━━ Data shown

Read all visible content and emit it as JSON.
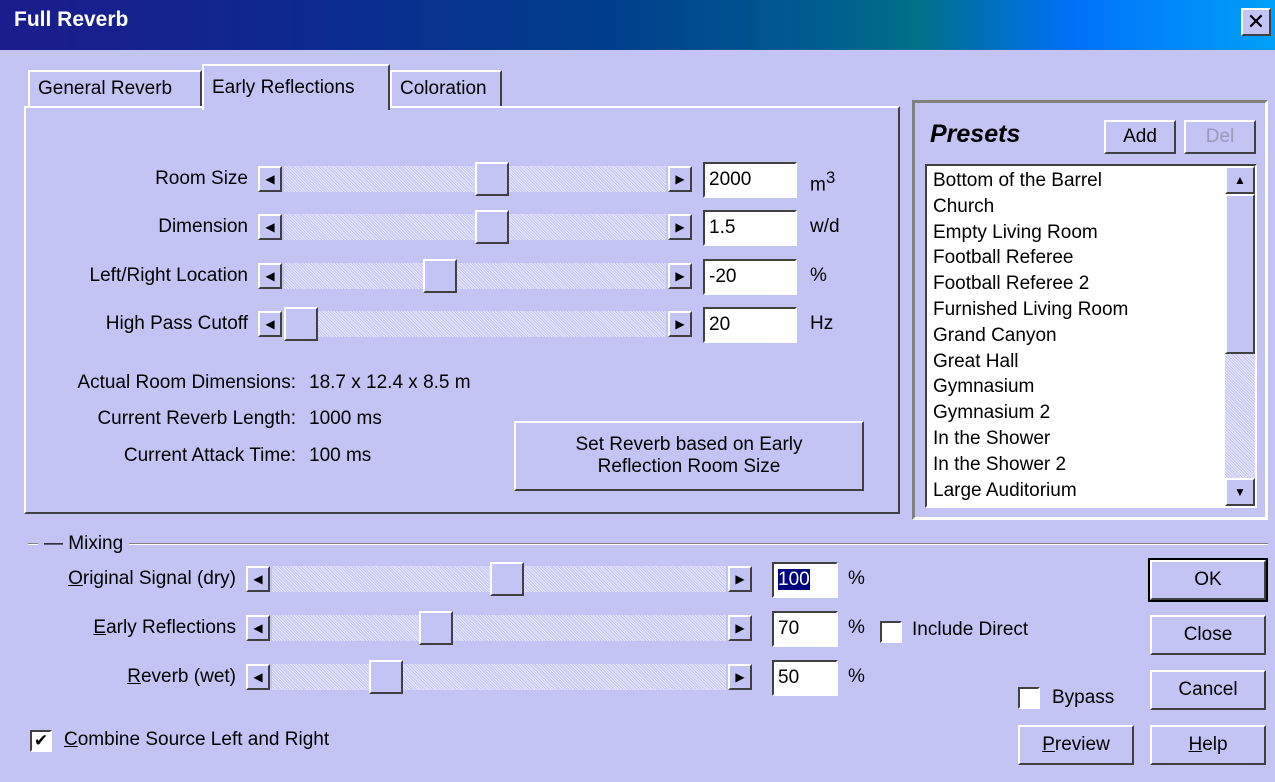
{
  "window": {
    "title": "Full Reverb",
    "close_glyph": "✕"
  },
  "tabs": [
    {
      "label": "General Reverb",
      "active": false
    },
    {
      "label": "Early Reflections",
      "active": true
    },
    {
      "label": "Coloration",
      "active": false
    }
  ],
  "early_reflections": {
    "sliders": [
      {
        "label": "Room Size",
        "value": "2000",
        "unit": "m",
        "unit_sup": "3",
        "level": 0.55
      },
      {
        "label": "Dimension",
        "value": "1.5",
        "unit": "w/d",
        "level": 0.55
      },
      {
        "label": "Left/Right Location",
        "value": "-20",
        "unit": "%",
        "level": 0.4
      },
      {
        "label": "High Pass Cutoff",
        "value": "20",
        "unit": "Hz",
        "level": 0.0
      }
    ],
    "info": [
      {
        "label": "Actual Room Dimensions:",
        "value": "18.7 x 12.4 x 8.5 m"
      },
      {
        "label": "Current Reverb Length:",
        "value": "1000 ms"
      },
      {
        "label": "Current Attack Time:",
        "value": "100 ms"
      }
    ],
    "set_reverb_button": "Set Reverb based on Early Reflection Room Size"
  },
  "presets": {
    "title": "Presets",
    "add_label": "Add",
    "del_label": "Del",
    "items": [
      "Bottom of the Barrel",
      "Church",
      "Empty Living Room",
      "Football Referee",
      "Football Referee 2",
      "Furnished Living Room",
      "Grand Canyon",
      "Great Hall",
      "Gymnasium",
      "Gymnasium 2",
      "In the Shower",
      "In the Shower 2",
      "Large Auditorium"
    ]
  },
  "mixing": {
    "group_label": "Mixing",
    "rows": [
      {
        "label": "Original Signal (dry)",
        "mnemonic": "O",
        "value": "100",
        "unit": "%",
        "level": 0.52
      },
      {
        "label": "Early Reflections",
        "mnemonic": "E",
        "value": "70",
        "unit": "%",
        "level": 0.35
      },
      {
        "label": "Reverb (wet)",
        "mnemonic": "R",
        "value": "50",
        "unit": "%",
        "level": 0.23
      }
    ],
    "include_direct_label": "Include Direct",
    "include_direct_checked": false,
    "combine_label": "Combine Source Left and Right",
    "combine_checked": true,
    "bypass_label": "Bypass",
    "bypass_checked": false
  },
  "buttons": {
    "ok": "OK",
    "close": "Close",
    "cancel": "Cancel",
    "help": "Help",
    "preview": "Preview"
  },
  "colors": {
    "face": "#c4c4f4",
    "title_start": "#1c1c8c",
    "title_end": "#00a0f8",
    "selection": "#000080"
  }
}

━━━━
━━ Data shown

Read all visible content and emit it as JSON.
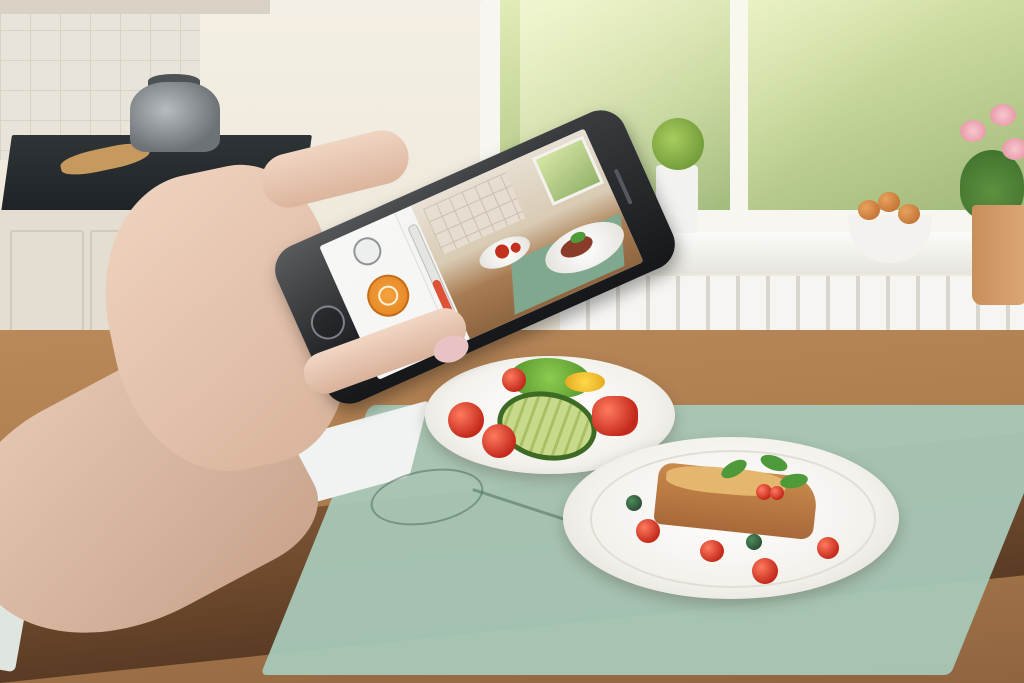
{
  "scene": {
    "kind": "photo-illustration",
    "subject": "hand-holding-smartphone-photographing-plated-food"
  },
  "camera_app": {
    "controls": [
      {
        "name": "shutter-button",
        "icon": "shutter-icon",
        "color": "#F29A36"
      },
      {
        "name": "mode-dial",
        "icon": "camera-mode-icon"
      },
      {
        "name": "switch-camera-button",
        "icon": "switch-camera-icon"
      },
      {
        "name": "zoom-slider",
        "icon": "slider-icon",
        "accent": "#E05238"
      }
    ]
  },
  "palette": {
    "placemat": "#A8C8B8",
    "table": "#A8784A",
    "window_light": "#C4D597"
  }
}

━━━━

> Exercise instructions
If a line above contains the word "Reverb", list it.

> Result of the exercise
    "title": "Full Reverb",
      "label": "General Reverb",
        "label": "Current Reverb Length:",
    "set_reverb_button": "Set Reverb based on Early Reflection Room Size"
        "label": "Reverb (wet)",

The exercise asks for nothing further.